Q: Is there a way to take a preventive approach to diabetes?
Angela: This truly depends on where you are at with your health and wellness. For those diagnosed with pre-diabetes, staying up to date with regular appointments with your provider is a great way to prevent the progress of the disease. For those who are not diagnosed with diabetes, living a healthy lifestyle and knowing your risk factors are important preventive steps to take.
Q: What are some helpful tips for those looking to better manage their diabetes?
Angela: Diet is definitely very important to properly manage your diabetes. And while there is no “one size fits all” diet for people with diabetes, there are a few big concepts that can be helpful. Eating a reduced carbohydrate and sugar diet can be very helpful for people with this condition, as it prevents sharp spikes in their blood sugar levels. The American Heart Association recommends that women reduce their daily sugar intake to less than six teaspoons a day and men to less than nine. Unfortunately, it is very easy to go over those values with the modern food that we have access to today.

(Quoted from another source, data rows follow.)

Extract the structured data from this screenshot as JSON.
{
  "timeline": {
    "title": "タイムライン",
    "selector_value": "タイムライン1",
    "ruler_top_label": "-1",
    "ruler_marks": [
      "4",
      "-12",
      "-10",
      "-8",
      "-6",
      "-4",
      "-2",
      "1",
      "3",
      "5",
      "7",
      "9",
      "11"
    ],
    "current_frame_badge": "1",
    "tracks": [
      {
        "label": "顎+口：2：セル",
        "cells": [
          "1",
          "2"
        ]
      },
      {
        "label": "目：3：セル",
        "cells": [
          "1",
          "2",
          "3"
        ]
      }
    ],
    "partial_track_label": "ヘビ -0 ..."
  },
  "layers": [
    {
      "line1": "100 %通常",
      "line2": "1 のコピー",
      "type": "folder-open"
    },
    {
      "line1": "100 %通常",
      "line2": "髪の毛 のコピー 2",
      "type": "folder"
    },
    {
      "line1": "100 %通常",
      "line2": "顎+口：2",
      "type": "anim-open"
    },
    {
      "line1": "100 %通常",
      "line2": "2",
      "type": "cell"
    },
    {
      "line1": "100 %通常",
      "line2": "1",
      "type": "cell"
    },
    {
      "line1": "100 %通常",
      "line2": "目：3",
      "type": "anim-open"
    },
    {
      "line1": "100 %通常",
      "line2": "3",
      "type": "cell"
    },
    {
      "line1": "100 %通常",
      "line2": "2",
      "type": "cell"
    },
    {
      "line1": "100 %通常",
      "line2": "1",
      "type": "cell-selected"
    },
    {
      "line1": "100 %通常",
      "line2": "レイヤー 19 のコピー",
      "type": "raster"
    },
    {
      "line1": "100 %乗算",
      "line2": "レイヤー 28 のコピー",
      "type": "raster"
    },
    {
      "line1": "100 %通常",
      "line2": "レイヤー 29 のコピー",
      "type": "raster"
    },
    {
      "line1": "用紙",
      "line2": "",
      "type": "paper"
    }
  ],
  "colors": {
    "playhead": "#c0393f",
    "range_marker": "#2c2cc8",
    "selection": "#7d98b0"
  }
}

Increasing your daily fiber intake can be helpful as our bodies cannot absorb or digest it, which allows for many health benefits. Foods such as fruits, vegetables, nuts, seeds, beans, and lentils are all whole foods that are high in fiber, which can feed the healthy bacteria in our gut.
Exercise is another important component of living a healthier lifestyle. There is no need to try to jump into strenuous exercise if that isn’t something you are used to — simply breaking up sitting time, stretching, walking, and other light aerobic activities can have a powerful impact.

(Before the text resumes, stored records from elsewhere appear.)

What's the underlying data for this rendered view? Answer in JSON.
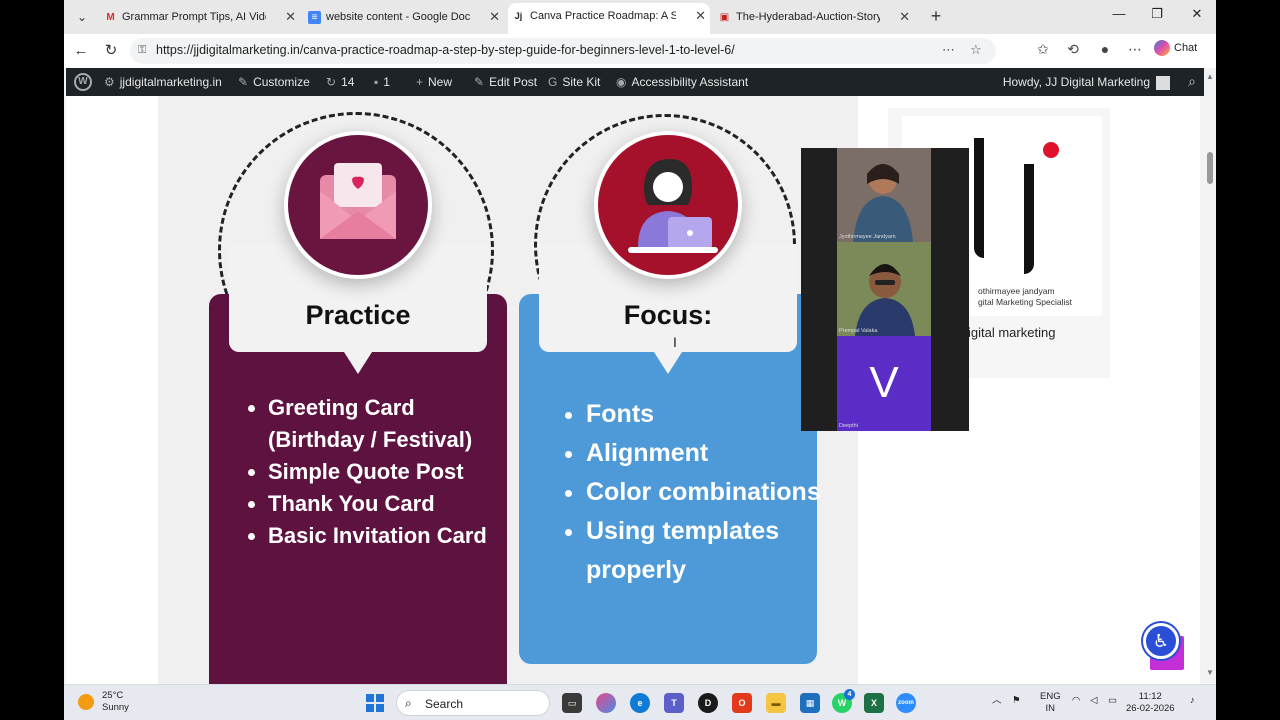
{
  "browser": {
    "tabs": [
      {
        "label": "Grammar Prompt Tips, AI Video A",
        "icon": "gmail-icon",
        "glyph": "M",
        "color": "#d93025"
      },
      {
        "label": "website content - Google Docs",
        "icon": "docs-icon",
        "glyph": "≡",
        "color": "#4285f4"
      },
      {
        "label": "Canva Practice Roadmap: A Step-",
        "icon": "jj-site-icon",
        "glyph": "Jj",
        "color": "#222222"
      },
      {
        "label": "The-Hyderabad-Auction-Story-Me",
        "icon": "pdf-icon",
        "glyph": "▣",
        "color": "#c5221f"
      }
    ],
    "close_glyph": "✕",
    "new_tab_glyph": "+",
    "url": "https://jjdigitalmarketing.in/canva-practice-roadmap-a-step-by-step-guide-for-beginners-level-1-to-level-6/",
    "chat_label": "Chat"
  },
  "wpbar": {
    "site": "jjdigitalmarketing.in",
    "customize": "Customize",
    "updates": "14",
    "comments": "1",
    "new": "New",
    "edit_post": "Edit Post",
    "site_kit": "Site Kit",
    "accessibility": "Accessibility Assistant",
    "howdy": "Howdy, JJ Digital Marketing"
  },
  "slide": {
    "practice_title": "Practice",
    "practice_items": [
      "Greeting Card (Birthday / Festival)",
      " Simple Quote Post",
      " Thank You Card",
      " Basic Invitation Card"
    ],
    "focus_title": "Focus:",
    "focus_items": [
      "Fonts",
      "Alignment",
      "Color combinations",
      "Using templates properly"
    ]
  },
  "logo": {
    "name_line1": "othirmayee jandyam",
    "name_line2": "gital Marketing Specialist",
    "tagline": "igital marketing"
  },
  "video_call": {
    "participants": [
      {
        "name": "Jyothirmayee Jandyam"
      },
      {
        "name": "Prempal Valaka"
      },
      {
        "name": "Deepthi",
        "initial": "V"
      }
    ]
  },
  "taskbar": {
    "temperature": "25°C",
    "weather": "Sunny",
    "search": "Search",
    "lang1": "ENG",
    "lang2": "IN",
    "time": "11:12",
    "date": "26-02-2026",
    "whatsapp_badge": "4"
  },
  "colors": {
    "practice_card": "#5e1240",
    "focus_card": "#4e9ad8",
    "wp_bar": "#1d2327",
    "logo_dot": "#e0112b"
  }
}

Overall, my big tip for people trying to manage their diabetes is not to strive for perfection. It’s all about progress. Deciding to make the conscious effort to integrate healthier choices into your lifestyle is not easy, and you aren’t going to be perfect every time. Just keep working at it, and your progress will start to yield results.
Q: How does Vera help people better manage their diabetes?
Angela: Getting a diagnosis of pre-diabetes or diabetes can be a scary and emotional experience, especially if you are told that you need to figure out how to make significant lifestyle changes that you aren’t used to. Working with a Vera health coach is a fantastic option for people looking for support as they come to terms with their diagnosis. They can help their patients make realistic and reasonable lifestyle changes that benefit their health and aren’t incredibly daunting. We also have group-style educational sessions available that many people enjoy. We’ve had great feedback from these sessions so far!
Most importantly, I just want to let anyone with diabetes know that they are not alone. Getting the diagnosis can be very scary, especially when you are expected to change your lifestyle and learn how to manage your blood sugar seemingly overnight. Stress is a major component in the worsening of diabetes symptoms, so being cognizant of this and finding resources is very helpful. Our health coaches are available to help you learn healthier coping mechanisms and make healthier lifestyle choices that fit your unique needs.
Are you interested in learning more about our health coaching services? We would be happy to help! Feel free to contact us to schedule a 15-minute introduction call with one of our health coaches. We would love to help you start your journey to better health with Vera health coaching!